Whether you prefer an authoritative leadership style, a lenient one, or something in between, one factor that can truly enhance your effectiveness in leadership is to see yourself as serving the needs of your employees even as you serve the needs of your company or organization. Often these two sets of needs will coincide. The needs of your employees are the needs of a well-run organization as well. When they do contradict, seeing yourself as a kind of servant to your employees can help you to better weigh your priorities in both the long and short terms.
The traditional form of hierarchy in business organizations is known as a top-down or vertical structure. This means that you have a clear ranking from CEO to mail-room clerk, and everyone understands their place. This structure has both advantages and disadvantages. If you are a leader in this type of organization, it is helpful to understand what those advantages and disadvantages are in order to better serve the needs of your employees.

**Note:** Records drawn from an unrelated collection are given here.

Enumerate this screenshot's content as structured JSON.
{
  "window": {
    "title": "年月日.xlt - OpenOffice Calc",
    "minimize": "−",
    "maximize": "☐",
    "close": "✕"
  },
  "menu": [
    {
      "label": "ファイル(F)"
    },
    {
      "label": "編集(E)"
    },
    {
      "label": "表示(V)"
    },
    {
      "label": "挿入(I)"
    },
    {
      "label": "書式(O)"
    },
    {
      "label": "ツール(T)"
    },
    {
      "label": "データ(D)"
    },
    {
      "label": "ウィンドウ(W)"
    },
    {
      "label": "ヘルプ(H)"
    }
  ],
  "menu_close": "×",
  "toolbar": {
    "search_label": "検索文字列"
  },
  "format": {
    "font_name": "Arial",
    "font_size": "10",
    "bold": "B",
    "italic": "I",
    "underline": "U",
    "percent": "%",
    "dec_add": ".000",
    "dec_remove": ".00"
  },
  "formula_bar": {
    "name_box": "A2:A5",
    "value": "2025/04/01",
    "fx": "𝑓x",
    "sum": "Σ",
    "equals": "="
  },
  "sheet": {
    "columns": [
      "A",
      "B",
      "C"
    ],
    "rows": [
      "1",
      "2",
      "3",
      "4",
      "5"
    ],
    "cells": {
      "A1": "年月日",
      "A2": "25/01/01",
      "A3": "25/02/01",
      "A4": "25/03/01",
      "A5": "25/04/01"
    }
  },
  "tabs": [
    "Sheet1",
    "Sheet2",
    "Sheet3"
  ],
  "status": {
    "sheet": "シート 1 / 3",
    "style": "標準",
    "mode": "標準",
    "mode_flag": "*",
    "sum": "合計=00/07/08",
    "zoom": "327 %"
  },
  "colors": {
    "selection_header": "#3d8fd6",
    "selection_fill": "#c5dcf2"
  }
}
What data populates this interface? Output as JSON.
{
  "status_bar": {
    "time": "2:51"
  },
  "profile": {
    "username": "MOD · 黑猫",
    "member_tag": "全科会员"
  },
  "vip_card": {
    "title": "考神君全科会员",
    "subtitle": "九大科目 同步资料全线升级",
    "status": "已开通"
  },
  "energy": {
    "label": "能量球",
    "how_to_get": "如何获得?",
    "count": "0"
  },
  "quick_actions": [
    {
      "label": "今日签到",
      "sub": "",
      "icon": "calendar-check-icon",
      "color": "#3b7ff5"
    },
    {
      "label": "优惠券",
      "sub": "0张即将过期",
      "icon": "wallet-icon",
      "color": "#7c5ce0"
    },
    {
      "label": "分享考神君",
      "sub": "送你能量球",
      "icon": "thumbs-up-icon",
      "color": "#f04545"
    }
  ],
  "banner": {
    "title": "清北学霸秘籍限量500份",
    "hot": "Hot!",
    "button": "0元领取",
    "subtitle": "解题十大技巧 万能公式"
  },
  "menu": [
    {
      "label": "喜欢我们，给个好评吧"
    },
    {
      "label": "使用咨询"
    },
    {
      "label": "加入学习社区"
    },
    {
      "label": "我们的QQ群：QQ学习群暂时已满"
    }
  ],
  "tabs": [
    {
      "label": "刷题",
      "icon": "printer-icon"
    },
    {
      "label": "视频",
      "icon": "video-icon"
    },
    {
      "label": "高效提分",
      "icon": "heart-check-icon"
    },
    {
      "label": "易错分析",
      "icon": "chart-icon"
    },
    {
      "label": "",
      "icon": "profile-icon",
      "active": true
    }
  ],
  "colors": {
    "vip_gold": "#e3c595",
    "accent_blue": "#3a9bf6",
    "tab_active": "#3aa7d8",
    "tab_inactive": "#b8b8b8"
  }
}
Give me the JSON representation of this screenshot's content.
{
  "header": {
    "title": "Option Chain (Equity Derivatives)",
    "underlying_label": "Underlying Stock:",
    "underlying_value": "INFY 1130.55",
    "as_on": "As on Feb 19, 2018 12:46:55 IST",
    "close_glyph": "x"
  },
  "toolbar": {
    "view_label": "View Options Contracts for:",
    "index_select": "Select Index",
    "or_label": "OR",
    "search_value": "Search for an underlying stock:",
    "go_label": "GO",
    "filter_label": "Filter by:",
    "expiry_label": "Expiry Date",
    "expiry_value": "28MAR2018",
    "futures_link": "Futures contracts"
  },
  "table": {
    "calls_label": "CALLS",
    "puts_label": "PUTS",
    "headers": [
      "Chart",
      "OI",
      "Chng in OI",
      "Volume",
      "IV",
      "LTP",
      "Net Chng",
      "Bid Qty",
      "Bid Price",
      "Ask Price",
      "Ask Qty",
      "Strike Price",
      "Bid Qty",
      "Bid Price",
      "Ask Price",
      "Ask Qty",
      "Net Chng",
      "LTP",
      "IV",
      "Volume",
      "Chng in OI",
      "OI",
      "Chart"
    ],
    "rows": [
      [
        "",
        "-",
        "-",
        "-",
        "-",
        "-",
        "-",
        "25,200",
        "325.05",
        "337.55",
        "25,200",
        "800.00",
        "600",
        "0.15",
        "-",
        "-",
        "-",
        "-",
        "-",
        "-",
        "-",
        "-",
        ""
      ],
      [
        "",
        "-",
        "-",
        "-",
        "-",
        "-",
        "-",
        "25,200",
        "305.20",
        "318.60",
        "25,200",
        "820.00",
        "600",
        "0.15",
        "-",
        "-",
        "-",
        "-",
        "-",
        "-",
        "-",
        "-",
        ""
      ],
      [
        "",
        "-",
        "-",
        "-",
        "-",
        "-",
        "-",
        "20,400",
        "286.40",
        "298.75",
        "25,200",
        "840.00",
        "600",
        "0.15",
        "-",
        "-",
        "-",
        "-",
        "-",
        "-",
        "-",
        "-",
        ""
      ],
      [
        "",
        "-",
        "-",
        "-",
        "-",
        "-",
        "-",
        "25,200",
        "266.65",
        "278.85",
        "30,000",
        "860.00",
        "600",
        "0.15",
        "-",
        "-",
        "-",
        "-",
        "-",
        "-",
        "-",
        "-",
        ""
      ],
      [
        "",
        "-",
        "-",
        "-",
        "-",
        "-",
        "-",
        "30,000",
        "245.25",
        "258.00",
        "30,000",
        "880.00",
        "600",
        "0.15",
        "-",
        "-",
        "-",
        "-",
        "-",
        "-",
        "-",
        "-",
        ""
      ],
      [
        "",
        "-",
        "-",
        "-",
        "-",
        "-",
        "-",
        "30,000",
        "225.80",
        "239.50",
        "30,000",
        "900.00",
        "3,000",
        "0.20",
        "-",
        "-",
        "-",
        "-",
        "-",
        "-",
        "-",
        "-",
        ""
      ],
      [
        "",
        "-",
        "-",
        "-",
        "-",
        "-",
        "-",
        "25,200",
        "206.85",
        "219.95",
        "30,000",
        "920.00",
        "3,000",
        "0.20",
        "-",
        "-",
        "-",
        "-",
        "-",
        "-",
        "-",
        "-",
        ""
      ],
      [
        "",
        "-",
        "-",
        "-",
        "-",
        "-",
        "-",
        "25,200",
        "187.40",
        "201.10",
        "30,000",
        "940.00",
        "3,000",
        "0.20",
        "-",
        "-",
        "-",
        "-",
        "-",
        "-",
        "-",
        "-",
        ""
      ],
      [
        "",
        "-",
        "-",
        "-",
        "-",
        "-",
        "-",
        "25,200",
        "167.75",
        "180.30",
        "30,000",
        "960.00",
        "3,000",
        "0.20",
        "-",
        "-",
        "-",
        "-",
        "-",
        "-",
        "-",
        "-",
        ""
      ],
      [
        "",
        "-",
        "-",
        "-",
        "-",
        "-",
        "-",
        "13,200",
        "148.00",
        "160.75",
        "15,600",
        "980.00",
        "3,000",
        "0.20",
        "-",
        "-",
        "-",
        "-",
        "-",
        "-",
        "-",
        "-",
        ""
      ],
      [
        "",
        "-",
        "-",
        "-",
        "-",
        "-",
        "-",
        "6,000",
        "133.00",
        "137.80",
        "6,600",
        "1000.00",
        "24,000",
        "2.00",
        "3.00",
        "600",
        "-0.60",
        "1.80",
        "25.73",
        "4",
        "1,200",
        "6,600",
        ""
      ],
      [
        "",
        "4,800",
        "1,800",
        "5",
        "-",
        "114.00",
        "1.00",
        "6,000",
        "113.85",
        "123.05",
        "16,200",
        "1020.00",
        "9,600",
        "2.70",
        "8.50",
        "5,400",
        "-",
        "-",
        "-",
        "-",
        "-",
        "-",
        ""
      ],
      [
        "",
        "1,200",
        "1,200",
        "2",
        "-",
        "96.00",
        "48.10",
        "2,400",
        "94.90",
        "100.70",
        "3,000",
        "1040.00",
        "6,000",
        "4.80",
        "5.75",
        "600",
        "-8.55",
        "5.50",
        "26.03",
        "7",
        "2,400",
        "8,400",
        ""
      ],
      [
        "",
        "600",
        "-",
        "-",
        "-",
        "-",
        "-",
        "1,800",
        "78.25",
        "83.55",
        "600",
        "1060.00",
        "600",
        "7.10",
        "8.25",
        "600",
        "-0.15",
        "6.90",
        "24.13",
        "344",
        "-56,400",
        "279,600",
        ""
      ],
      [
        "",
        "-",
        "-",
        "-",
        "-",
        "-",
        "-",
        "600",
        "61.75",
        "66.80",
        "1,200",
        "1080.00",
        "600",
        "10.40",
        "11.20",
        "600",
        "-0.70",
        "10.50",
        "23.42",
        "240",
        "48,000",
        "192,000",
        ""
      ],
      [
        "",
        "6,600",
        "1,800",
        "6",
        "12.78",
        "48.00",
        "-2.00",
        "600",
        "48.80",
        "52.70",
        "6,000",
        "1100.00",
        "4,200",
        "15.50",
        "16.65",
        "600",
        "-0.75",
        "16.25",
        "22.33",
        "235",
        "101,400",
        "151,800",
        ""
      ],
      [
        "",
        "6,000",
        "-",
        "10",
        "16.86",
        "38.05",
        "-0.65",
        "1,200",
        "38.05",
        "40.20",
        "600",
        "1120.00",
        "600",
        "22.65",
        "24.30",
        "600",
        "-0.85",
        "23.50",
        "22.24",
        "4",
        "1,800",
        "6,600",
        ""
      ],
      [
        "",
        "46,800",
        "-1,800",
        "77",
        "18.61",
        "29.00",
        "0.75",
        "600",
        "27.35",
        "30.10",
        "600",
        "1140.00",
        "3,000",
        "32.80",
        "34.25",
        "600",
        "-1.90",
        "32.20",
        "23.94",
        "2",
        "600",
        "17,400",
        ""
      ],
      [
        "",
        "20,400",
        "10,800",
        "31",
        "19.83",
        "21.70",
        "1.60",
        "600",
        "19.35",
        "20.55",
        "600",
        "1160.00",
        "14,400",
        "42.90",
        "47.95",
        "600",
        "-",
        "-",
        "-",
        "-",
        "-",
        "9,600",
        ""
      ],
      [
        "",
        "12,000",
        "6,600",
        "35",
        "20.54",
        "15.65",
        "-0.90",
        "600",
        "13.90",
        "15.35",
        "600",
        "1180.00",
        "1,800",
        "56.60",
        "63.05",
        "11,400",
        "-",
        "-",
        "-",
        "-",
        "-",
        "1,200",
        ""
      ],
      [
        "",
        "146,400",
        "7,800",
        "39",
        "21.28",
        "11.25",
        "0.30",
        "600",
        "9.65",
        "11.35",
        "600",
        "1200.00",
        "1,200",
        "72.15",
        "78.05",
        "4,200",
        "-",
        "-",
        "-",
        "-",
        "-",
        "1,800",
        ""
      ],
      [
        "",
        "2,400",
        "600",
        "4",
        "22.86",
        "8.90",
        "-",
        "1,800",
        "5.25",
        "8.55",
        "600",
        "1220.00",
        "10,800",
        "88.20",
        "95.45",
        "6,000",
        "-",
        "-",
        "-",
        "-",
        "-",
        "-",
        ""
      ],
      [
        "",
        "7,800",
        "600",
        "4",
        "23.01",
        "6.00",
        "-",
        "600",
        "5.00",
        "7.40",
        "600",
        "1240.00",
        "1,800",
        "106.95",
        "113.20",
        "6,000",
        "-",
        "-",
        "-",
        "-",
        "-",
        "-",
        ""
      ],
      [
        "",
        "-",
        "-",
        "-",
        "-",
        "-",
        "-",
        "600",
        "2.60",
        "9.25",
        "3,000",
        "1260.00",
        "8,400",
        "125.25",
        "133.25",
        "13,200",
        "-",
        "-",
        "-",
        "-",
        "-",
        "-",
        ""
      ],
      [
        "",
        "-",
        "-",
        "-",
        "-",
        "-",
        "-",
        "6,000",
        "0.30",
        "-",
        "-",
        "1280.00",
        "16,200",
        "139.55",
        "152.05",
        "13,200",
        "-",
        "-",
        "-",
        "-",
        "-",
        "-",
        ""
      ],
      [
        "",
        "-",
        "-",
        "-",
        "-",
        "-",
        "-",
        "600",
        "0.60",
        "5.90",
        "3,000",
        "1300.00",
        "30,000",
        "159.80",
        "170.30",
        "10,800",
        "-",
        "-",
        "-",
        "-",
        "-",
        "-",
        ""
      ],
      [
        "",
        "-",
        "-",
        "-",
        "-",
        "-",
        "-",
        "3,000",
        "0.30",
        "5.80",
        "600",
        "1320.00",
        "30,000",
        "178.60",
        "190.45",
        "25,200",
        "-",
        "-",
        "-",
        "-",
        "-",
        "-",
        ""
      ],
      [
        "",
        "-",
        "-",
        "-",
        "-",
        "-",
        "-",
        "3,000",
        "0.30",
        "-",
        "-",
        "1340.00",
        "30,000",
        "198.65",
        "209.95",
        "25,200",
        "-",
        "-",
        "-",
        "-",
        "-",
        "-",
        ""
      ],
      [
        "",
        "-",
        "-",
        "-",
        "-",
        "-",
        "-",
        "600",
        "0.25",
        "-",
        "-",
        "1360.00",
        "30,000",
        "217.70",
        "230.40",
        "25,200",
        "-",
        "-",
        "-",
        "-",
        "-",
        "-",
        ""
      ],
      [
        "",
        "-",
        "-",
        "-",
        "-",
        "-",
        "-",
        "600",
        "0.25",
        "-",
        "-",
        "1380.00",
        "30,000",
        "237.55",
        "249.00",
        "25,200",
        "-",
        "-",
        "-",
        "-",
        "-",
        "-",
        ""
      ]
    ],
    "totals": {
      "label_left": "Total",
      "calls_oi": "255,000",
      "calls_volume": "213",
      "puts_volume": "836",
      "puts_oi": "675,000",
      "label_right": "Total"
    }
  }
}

A Lateral Perspective
An alternative to the tradition vertical organizational structure is known as a lateral or horizontal structure. In this structure, the different departments are administered by project managers who report to an upper management and serve as a conduit between the team and the administrators.
Know Your Employees
Regardless of which organizational structure you employ, to lead effectively it helps to know your employees on a personal and professional level. Obviously, with larger corporations, the former is more difficult than the latter, but taking the time to get to know your employees as people can help inform your decision making in ways that not only affect employee morale but also help in crafting more effective approaches. If you understand what it is like to work on the front lines, you can better address problems in such a way that does not create additional problems. Keeping abreast of what goes on in your employees’ lives can also help you in addressing each person as an individual.
Genuine Empathy and the Power to Lead
Brian Browne Walker’s commentary on the I Ching offers some excellent advice about leadership: “Gentleness and understanding create in others an unconscious willingness to be led.” When you can genuinely understand where your employees are coming from, you are able to know exactly what to do or say to get the best results from them. This requires developing your own capacity for empathy.
This post is from February’s topic on Being a Likeable Boss.